MP: Just going back to superheroes for a minute, it is interesting because I feel like last year was one of the biggest superhero years ever. You have the most ambitious crossover in history with Infinity War and then you’ve got Black Panther, which was super anticipated and there was so much buzz around it for so long, and then you’ve got Aquaman which was… good (laughs) and then you’ve got Spiderman: Into the Spiderverse. And you just have to wonder what comes next because you feel like, especially for Marvel right now, they’ve put everything out there and after they’ve done something as ambitious as Infinity War and Black Panther, what are we going to be excited for now? Like I don’t want Ant-Man… what is it, four now? Three? It’s just not as exciting anymore. It’s old news.
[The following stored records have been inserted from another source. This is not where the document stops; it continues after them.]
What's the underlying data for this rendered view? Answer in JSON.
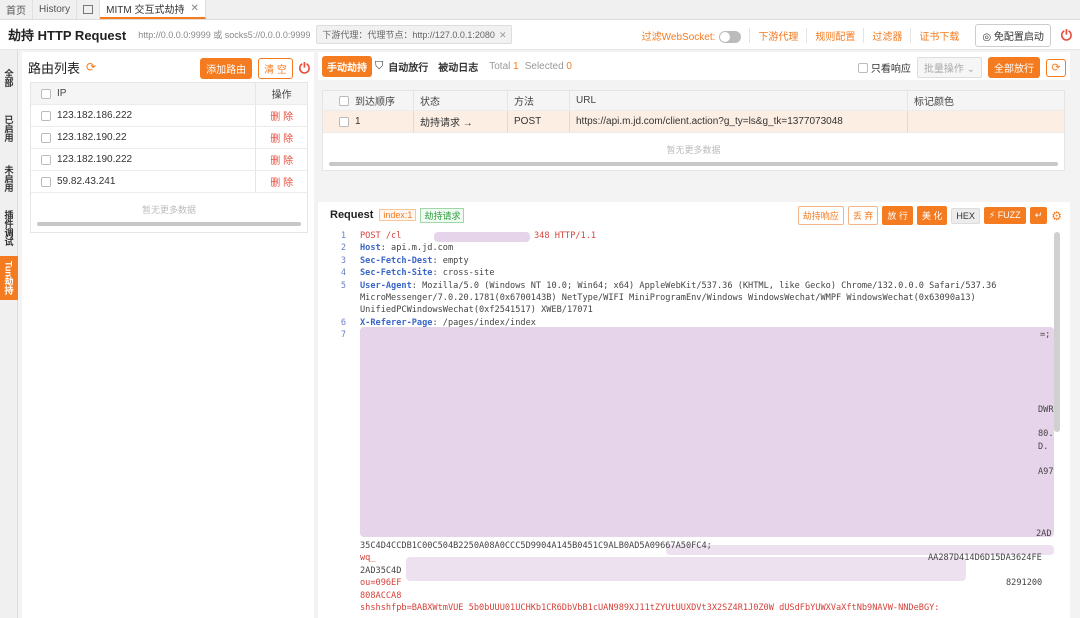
{
  "tabs": [
    {
      "label": "首页"
    },
    {
      "label": "History"
    },
    {
      "label": "MITM 交互式劫持",
      "active": true
    }
  ],
  "header": {
    "title": "劫持 HTTP Request",
    "address": "http://0.0.0.0:9999 或 socks5://0.0.0.0:9999",
    "proxy_tag": "下游代理：代理节点：http://127.0.0.1:2080",
    "filter_ws": "过滤WebSocket:",
    "links": [
      "下游代理",
      "规则配置",
      "过滤器",
      "证书下载"
    ],
    "one_click": "免配置启动"
  },
  "vtabs": [
    "全部",
    "已启用",
    "未启用",
    "插件调试",
    "Tun劫持"
  ],
  "route_panel": {
    "title": "路由列表",
    "add_btn": "添加路由",
    "clear_btn": "清 空",
    "col_ip": "IP",
    "col_op": "操作",
    "rows": [
      {
        "ip": "123.182.186.222",
        "op": "删 除"
      },
      {
        "ip": "123.182.190.22",
        "op": "删 除"
      },
      {
        "ip": "123.182.190.222",
        "op": "删 除"
      },
      {
        "ip": "59.82.43.241",
        "op": "删 除"
      }
    ],
    "empty": "暂无更多数据"
  },
  "toolbar": {
    "manual": "手动劫持",
    "auto": "自动放行",
    "passive": "被动日志",
    "total_label": "Total",
    "total": "1",
    "selected_label": "Selected",
    "selected": "0",
    "only_resp": "只看响应",
    "batch": "批量操作",
    "release_all": "全部放行"
  },
  "packet_table": {
    "cols": [
      "到达顺序",
      "状态",
      "方法",
      "URL",
      "标记颜色"
    ],
    "rows": [
      {
        "order": "1",
        "status": "劫持请求 →",
        "method": "POST",
        "url": "https://api.m.jd.com/client.action?g_ty=ls&g_tk=1377073048",
        "color": ""
      }
    ],
    "empty": "暂无更多数据"
  },
  "request": {
    "title": "Request",
    "index_tag": "index:1",
    "status_tag": "劫持请求",
    "buttons": [
      "劫持响应",
      "丢 弃",
      "放 行",
      "美 化",
      "HEX",
      "FUZZ"
    ],
    "lines": [
      {
        "n": "1",
        "text": "POST /cl",
        "tail": "348 HTTP/1.1"
      },
      {
        "n": "2",
        "key": "Host",
        "text": ": api.m.jd.com"
      },
      {
        "n": "3",
        "key": "Sec-Fetch-Dest",
        "text": ": empty"
      },
      {
        "n": "4",
        "key": "Sec-Fetch-Site",
        "text": ": cross-site"
      },
      {
        "n": "5",
        "key": "User-Agent",
        "text": ": Mozilla/5.0 (Windows NT 10.0; Win64; x64) AppleWebKit/537.36 (KHTML, like Gecko) Chrome/132.0.0.0 Safari/537.36"
      },
      {
        "n": "",
        "text": "MicroMessenger/7.0.20.1781(0x6700143B) NetType/WIFI MiniProgramEnv/Windows WindowsWechat/WMPF WindowsWechat(0x63090a13)"
      },
      {
        "n": "",
        "text": "UnifiedPCWindowsWechat(0xf2541517) XWEB/17071"
      },
      {
        "n": "6",
        "key": "X-Referer-Page",
        "text": ": /pages/index/index"
      },
      {
        "n": "7",
        "text": ""
      }
    ],
    "tail_lines": [
      "35C4D4CCDB1C00C504B2250A08A0CCC5D9904A145B0451C9ALB0AD5A09667A50FC4;",
      "wq_",
      "2AD35C4D",
      "ou=096EF",
      "808ACCA8",
      "shshshfpb=BABXWtmVUE 5b0bUUU01UCHKb1CR6DbVbB1cUAN989XJ11tZYUtUUXDVt3X2SZ4R1J0Z0W dUSdFbYUWXVaXftNb9NAVW-NNDeBGY:"
    ],
    "right_frags": [
      "AA287D414D6D15DA3624FE",
      "8291200",
      "DWR",
      "80.",
      "D.",
      "A97",
      "2AD",
      "=;"
    ]
  }
}
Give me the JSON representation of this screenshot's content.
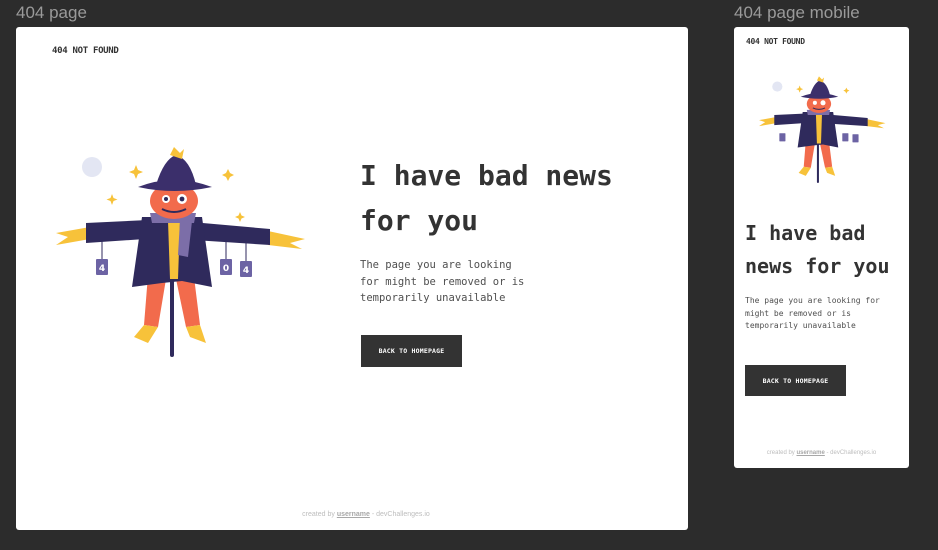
{
  "frames": {
    "desktop": {
      "label": "404 page",
      "brand": "404 NOT FOUND",
      "headline_line1": "I have bad news",
      "headline_line2": "for you",
      "desc_line1": "The page you are looking",
      "desc_line2": "for might be removed or is",
      "desc_line3": "temporarily unavailable",
      "button": "BACK TO HOMEPAGE",
      "credit_prefix": "created by ",
      "credit_user": "username",
      "credit_suffix": " - devChallenges.io"
    },
    "mobile": {
      "label": "404 page mobile",
      "brand": "404 NOT FOUND",
      "headline_line1": "I have bad",
      "headline_line2": "news for you",
      "desc_line1": "The page you are looking for",
      "desc_line2": "might be removed or is",
      "desc_line3": "temporarily unavailable",
      "button": "BACK TO HOMEPAGE",
      "credit_prefix": "created by ",
      "credit_user": "username",
      "credit_suffix": " - devChallenges.io"
    }
  },
  "illustration": {
    "tag_digits": [
      "4",
      "0",
      "4"
    ],
    "colors": {
      "hat": "#3b2f6b",
      "head": "#f26b4c",
      "coat": "#2f2a5c",
      "straw": "#f7c23a",
      "pole": "#2f2a5c",
      "scarf": "#7c6ea8",
      "tag": "#6c63a4",
      "moon": "#e3e6f3"
    }
  }
}
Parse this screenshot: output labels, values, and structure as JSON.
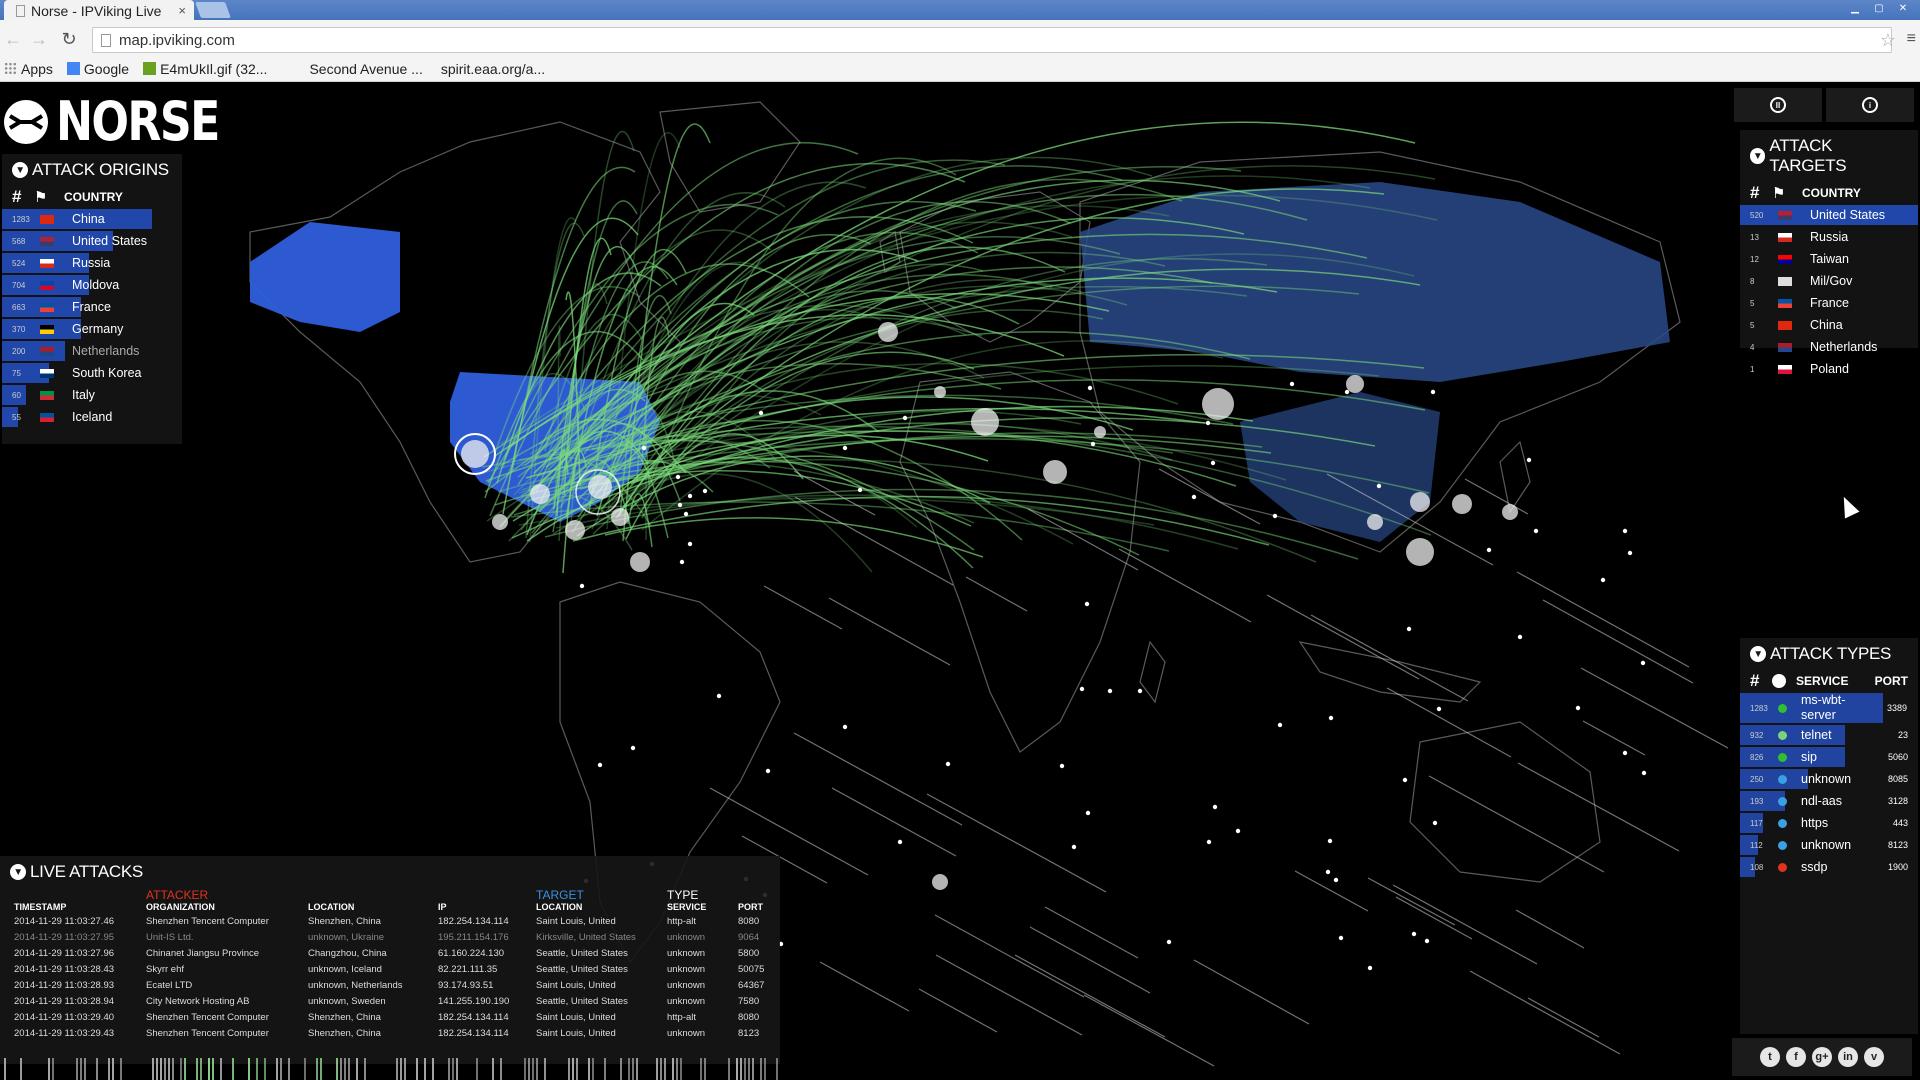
{
  "browser": {
    "tab_title": "Norse - IPViking Live",
    "tab_close": "×",
    "url": "map.ipviking.com",
    "bookmarks": [
      {
        "label": "Apps",
        "icon": "apps-grid-icon",
        "color": "#888888"
      },
      {
        "label": "Google",
        "icon": "google-icon",
        "color": "#4285f4"
      },
      {
        "label": "E4mUkIl.gif (32...",
        "icon": "image-icon",
        "color": "#6aa121"
      },
      {
        "label": "Second Avenue ...",
        "icon": "page-icon",
        "color": "#f4f4f4"
      },
      {
        "label": "spirit.eaa.org/a...",
        "icon": "plane-icon",
        "color": "#f4f4f4"
      }
    ]
  },
  "logo": {
    "text": "NORSE"
  },
  "colors": {
    "accent_blue": "#2f5fdc",
    "attack_green": "#7cdc7c",
    "attacker_red": "#e0321e",
    "target_blue": "#3a8fe4"
  },
  "attack_origins": {
    "title": "Attack Origins",
    "header_country": "Country",
    "rows": [
      {
        "count": "1283",
        "country": "China",
        "flag": [
          "#de2910",
          "#de2910"
        ],
        "share": 0.95
      },
      {
        "count": "568",
        "country": "United States",
        "flag": [
          "#b22234",
          "#3c3b6e"
        ],
        "share": 0.7
      },
      {
        "count": "524",
        "country": "Russia",
        "flag": [
          "#ffffff",
          "#d52b1e"
        ],
        "share": 0.55
      },
      {
        "count": "704",
        "country": "Moldova",
        "flag": [
          "#0046ae",
          "#cc092f"
        ],
        "share": 0.55
      },
      {
        "count": "663",
        "country": "France",
        "flag": [
          "#0055a4",
          "#ef4135"
        ],
        "share": 0.5
      },
      {
        "count": "370",
        "country": "Germany",
        "flag": [
          "#000000",
          "#ffce00"
        ],
        "share": 0.5
      },
      {
        "count": "200",
        "country": "Netherlands",
        "flag": [
          "#ae1c28",
          "#21468b"
        ],
        "share": 0.4,
        "dim": true
      },
      {
        "count": "75",
        "country": "South Korea",
        "flag": [
          "#ffffff",
          "#003478"
        ],
        "share": 0.3
      },
      {
        "count": "60",
        "country": "Italy",
        "flag": [
          "#009246",
          "#ce2b37"
        ],
        "share": 0.15
      },
      {
        "count": "55",
        "country": "Iceland",
        "flag": [
          "#02529c",
          "#dc1e35"
        ],
        "share": 0.1
      }
    ]
  },
  "attack_targets": {
    "title": "Attack Targets",
    "header_country": "Country",
    "rows": [
      {
        "count": "520",
        "country": "United States",
        "flag": [
          "#b22234",
          "#3c3b6e"
        ],
        "share": 1.0
      },
      {
        "count": "13",
        "country": "Russia",
        "flag": [
          "#ffffff",
          "#d52b1e"
        ],
        "share": 0.0
      },
      {
        "count": "12",
        "country": "Taiwan",
        "flag": [
          "#fe0000",
          "#000095"
        ],
        "share": 0.0
      },
      {
        "count": "8",
        "country": "Mil/Gov",
        "flag": [
          "#dddddd",
          "#dddddd"
        ],
        "share": 0.0
      },
      {
        "count": "5",
        "country": "France",
        "flag": [
          "#0055a4",
          "#ef4135"
        ],
        "share": 0.0
      },
      {
        "count": "5",
        "country": "China",
        "flag": [
          "#de2910",
          "#de2910"
        ],
        "share": 0.0
      },
      {
        "count": "4",
        "country": "Netherlands",
        "flag": [
          "#ae1c28",
          "#21468b"
        ],
        "share": 0.0
      },
      {
        "count": "1",
        "country": "Poland",
        "flag": [
          "#ffffff",
          "#dc143c"
        ],
        "share": 0.0
      }
    ]
  },
  "attack_types": {
    "title": "Attack Types",
    "header_service": "Service",
    "header_port": "Port",
    "rows": [
      {
        "count": "1283",
        "service": "ms-wbt-server",
        "port": "3389",
        "dot": "#2fbf2f",
        "share": 0.95
      },
      {
        "count": "932",
        "service": "telnet",
        "port": "23",
        "dot": "#7cd27c",
        "share": 0.7
      },
      {
        "count": "826",
        "service": "sip",
        "port": "5060",
        "dot": "#2fbf2f",
        "share": 0.7
      },
      {
        "count": "250",
        "service": "unknown",
        "port": "8085",
        "dot": "#3aa0e4",
        "share": 0.45
      },
      {
        "count": "193",
        "service": "ndl-aas",
        "port": "3128",
        "dot": "#3aa0e4",
        "share": 0.3
      },
      {
        "count": "117",
        "service": "https",
        "port": "443",
        "dot": "#3aa0e4",
        "share": 0.15
      },
      {
        "count": "112",
        "service": "unknown",
        "port": "8123",
        "dot": "#3aa0e4",
        "share": 0.12
      },
      {
        "count": "108",
        "service": "ssdp",
        "port": "1900",
        "dot": "#e0321e",
        "share": 0.1
      }
    ]
  },
  "live_attacks": {
    "title": "Live Attacks",
    "attacker_label": "Attacker",
    "target_label": "Target",
    "type_label": "Type",
    "columns": {
      "timestamp": "Timestamp",
      "organization": "Organization",
      "location": "Location",
      "ip": "IP",
      "target_location": "Location",
      "service": "Service",
      "port": "Port"
    },
    "rows": [
      {
        "timestamp": "2014-11-29 11:03:27.46",
        "organization": "Shenzhen Tencent Computer",
        "location": "Shenzhen, China",
        "ip": "182.254.134.114",
        "target": "Saint Louis, United",
        "service": "http-alt",
        "port": "8080"
      },
      {
        "timestamp": "2014-11-29 11:03:27.95",
        "organization": "Unit-IS Ltd.",
        "location": "unknown, Ukraine",
        "ip": "195.211.154.176",
        "target": "Kirksville, United States",
        "service": "unknown",
        "port": "9064",
        "dim": true
      },
      {
        "timestamp": "2014-11-29 11:03:27.96",
        "organization": "Chinanet Jiangsu Province",
        "location": "Changzhou, China",
        "ip": "61.160.224.130",
        "target": "Seattle, United States",
        "service": "unknown",
        "port": "5800"
      },
      {
        "timestamp": "2014-11-29 11:03:28.43",
        "organization": "Skyrr ehf",
        "location": "unknown, Iceland",
        "ip": "82.221.111.35",
        "target": "Seattle, United States",
        "service": "unknown",
        "port": "50075"
      },
      {
        "timestamp": "2014-11-29 11:03:28.93",
        "organization": "Ecatel LTD",
        "location": "unknown, Netherlands",
        "ip": "93.174.93.51",
        "target": "Saint Louis, United",
        "service": "unknown",
        "port": "64367"
      },
      {
        "timestamp": "2014-11-29 11:03:28.94",
        "organization": "City Network Hosting AB",
        "location": "unknown, Sweden",
        "ip": "141.255.190.190",
        "target": "Seattle, United States",
        "service": "unknown",
        "port": "7580"
      },
      {
        "timestamp": "2014-11-29 11:03:29.40",
        "organization": "Shenzhen Tencent Computer",
        "location": "Shenzhen, China",
        "ip": "182.254.134.114",
        "target": "Saint Louis, United",
        "service": "http-alt",
        "port": "8080"
      },
      {
        "timestamp": "2014-11-29 11:03:29.43",
        "organization": "Shenzhen Tencent Computer",
        "location": "Shenzhen, China",
        "ip": "182.254.134.114",
        "target": "Saint Louis, United",
        "service": "unknown",
        "port": "8123"
      }
    ]
  },
  "controls": {
    "pause_icon": "pause-icon",
    "info_icon": "info-icon"
  },
  "social": [
    "t",
    "f",
    "g+",
    "in",
    "v"
  ]
}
BC:  Glass is coming out today and it’s in the superhero genre. It’s a crossover. Maybe we should see how it does too. Maybe that will be indicative of your point.

SR: A quick note relating to that–like, yeah Marvel is kind of running out of ideas, but they always have these like old comics that they can fall back on and make movies about.

MP: Yeah, they do they have a reserve.

SR: I don’t think they’re going to run out of stuff for a while because they’re going to just keep pulling from that and how they’re coming out with Shazam

MP: –and Captain Marvel is coming out.

SR: With all those, I just feel like they won’t really run out of ideas with those reserves of comics.

BC: They may not run out of ideas, but when will we run out of desire to see them?

MP: That’s what I mean, like sure they’ll still have their ideas but all the Marvel movies are pretty much the same.

ANJ:  I’m sure that’s going to be a lot sooner than anticipated. I’m guessing within the early years of the 2020s because those things are starting to die out, since most of them are only for cash grabs as you guys have said. Like the DC movies and all that. Good storytelling is catching our eyes more. Movies like The Old Man With the Gun and Crazy Rich Asians. The Old Man With the Gun does something different because–

MP: It’s an old man with a gun.

(Everyone laughs)

ANJ: Right, you don’t really see that in media. While Crazy Rich Asians has a whole romance pattern where it’s like, ‘can I be with this person but their family hates me, let me prove them wrong and be the better person in this situation’. But it’s done in a new way. They’re good because their storytelling is good, their cinematography is good, and they are interesting. Superhero movies aren’t different anymore, so that’s why they’ll die out soon.

BC: It’s also the complexity of all of them. One reason Aquaman has been successful is that it’s a standalone film. They didn’t have to rely on the other DC films or rely on the plots of them to tell the story. They only mention events from Justice League once.  That’s why Bumblebee was successful–it didn’t have to go with those other Transformers movies since it was a prequel. It’s kind of going back to basics with a lot of these tired franchises. And a lot of older directors and concepts are stepping aside to let new voices in and letting them tell new stories. One of the most spectacular new voices was Bo Burnham of all people with Eighth Grade. Eighth Grade is truly uncomfortable because if you’ve ever been in eighth grade, it captures the experience of not fitting in and not knowing what’s going on perfectly. Jonah Hill’s Mid 90s was also very well put together, and so I think we’re seeing a new stable of actors and directors coming in and a very back to basics philosophy that I think is going to benefit us in 2019.